Florida Reporters Use CAR Skills to Show That Charter Schools Pay More for Administrative Costs Than Actual Student Instruction
Reporters for The Orlando Sentinel used audit records from Florida's charter schools to show that "management fees and other overhead costs are shortchanging students and bleeding the finances of Orlando-area charter schools."
Kudos to Vicki McClure and Tania deLuzuriaga for investigating and analyzing the audit documents of Florida's nearly 300 charter schools themselves, rather than waiting and reporting on state auditors' analysis and report, which is supposed to be presented to the Florida legislature later in the month.
My only criticism of this story is that it didn't include a "nerd box" detailing how the reporters went about analyzing the data, so I don't know how many records they looked at or what format the data was in or how they checked the records for dirty data or anything like that. Nerd boxes are critical for student journalists like myself who read the work of professionals and wonder, "How'd they do that?"
Still, if I get chosen for The Oregonian's spring internship program (God I hope so) and want to follow the Sentinel's lead, I think I could figure out how to tackle this story.
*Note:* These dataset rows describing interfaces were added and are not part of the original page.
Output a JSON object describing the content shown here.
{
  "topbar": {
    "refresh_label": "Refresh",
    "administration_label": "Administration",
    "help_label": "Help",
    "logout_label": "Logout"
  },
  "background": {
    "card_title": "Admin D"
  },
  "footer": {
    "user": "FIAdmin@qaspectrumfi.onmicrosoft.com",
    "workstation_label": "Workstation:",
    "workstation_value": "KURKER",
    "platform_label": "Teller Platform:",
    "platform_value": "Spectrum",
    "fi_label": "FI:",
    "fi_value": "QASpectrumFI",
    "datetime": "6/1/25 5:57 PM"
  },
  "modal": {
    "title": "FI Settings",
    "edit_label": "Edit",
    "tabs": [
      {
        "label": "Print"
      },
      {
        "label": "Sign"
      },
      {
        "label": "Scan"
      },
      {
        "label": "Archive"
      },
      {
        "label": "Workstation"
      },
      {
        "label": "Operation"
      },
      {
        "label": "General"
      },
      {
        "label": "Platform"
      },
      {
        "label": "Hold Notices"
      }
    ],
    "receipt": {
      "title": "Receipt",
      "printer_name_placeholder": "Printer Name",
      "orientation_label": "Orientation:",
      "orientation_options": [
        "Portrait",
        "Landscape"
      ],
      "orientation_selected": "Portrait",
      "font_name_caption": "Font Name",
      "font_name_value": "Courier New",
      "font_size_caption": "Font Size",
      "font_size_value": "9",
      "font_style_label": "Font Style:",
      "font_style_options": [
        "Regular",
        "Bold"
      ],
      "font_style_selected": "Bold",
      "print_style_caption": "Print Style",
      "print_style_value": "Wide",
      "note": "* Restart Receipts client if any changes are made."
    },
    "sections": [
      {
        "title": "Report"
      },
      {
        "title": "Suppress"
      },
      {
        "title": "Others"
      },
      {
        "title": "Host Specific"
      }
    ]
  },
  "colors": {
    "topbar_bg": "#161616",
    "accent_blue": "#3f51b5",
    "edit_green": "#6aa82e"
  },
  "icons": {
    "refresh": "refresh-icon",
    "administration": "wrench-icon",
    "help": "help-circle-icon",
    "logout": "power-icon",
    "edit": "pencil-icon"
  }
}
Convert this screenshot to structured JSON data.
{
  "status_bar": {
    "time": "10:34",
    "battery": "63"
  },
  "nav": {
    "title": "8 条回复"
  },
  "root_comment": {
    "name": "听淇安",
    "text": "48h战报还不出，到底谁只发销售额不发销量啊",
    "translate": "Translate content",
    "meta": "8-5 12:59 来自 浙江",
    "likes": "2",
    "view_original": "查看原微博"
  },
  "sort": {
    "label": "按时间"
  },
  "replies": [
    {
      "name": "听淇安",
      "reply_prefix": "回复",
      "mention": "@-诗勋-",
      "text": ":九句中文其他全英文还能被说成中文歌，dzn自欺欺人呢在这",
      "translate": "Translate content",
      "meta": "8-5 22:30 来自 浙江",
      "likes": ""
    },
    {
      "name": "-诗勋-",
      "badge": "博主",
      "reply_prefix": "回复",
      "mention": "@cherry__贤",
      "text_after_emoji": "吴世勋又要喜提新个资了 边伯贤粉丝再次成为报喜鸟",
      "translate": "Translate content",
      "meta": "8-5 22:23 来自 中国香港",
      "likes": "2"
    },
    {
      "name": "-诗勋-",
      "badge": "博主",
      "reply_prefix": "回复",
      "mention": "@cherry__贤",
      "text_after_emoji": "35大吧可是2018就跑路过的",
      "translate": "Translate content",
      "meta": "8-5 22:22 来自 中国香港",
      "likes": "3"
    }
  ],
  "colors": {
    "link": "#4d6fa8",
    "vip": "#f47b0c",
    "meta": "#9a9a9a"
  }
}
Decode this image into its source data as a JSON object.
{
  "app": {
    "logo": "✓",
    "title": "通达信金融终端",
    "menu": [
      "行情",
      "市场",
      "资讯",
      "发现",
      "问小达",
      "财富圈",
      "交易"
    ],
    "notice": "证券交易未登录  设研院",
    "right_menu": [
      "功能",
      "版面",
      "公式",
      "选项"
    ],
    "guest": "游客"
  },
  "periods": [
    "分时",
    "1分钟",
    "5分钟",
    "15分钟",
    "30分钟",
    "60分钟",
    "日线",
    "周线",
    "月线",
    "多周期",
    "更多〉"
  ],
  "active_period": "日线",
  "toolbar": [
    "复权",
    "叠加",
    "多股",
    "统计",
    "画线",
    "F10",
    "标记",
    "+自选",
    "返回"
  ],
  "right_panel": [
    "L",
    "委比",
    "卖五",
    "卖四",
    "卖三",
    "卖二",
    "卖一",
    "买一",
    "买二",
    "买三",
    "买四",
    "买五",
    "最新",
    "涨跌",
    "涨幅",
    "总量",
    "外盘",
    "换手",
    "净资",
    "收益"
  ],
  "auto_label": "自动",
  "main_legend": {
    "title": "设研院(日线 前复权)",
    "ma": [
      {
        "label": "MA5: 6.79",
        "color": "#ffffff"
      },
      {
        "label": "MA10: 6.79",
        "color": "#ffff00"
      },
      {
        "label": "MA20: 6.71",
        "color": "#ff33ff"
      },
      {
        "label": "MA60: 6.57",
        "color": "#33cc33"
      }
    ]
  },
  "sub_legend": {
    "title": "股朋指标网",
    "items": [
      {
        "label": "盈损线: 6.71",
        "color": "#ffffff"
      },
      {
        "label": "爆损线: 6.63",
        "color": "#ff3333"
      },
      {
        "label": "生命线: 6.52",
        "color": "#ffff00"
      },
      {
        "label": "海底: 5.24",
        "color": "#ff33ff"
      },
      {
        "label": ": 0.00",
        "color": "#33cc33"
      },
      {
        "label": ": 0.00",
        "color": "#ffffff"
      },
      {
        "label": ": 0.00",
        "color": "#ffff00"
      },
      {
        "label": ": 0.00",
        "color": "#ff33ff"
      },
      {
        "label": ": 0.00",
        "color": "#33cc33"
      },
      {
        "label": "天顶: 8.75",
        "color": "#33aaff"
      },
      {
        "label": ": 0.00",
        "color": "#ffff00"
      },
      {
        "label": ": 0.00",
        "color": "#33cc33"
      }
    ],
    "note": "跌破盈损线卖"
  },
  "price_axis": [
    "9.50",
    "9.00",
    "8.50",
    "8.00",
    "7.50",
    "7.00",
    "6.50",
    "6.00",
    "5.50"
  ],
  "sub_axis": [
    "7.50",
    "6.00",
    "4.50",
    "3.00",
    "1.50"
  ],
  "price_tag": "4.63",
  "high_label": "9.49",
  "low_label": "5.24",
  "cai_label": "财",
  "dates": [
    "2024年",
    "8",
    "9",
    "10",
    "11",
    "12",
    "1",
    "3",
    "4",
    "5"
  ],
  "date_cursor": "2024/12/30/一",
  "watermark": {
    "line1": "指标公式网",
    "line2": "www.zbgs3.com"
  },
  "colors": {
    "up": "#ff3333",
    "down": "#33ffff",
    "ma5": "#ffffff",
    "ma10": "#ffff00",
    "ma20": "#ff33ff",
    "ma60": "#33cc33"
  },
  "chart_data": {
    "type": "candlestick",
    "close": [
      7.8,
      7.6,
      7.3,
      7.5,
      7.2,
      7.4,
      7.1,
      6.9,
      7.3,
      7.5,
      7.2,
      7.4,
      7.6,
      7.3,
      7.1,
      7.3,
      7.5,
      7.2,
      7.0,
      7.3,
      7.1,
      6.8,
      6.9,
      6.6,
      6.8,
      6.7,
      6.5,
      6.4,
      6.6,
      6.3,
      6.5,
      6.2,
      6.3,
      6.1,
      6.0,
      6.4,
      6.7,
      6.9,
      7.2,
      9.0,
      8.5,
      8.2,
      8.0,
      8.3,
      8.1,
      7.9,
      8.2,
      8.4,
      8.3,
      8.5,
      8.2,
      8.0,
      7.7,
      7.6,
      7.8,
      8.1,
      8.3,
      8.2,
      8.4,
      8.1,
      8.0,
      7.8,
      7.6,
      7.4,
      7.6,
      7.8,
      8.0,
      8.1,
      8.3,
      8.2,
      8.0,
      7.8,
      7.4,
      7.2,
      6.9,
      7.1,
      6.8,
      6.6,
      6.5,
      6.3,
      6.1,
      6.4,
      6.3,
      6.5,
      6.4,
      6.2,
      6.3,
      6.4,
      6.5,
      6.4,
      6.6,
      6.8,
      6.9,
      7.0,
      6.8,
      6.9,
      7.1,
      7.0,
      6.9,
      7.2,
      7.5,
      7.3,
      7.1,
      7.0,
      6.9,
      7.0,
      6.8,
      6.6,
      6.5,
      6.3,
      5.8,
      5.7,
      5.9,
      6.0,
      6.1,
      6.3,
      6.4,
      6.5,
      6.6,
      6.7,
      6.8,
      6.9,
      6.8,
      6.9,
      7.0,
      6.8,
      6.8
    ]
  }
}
Oregon charter schools are subject to public records laws and audit laws so I should be able to access the same type of information that McClure and deLuzuriaga looked at, and since Oregon only has 56 charter schools, I'll have a more manageable set of data to examine as well.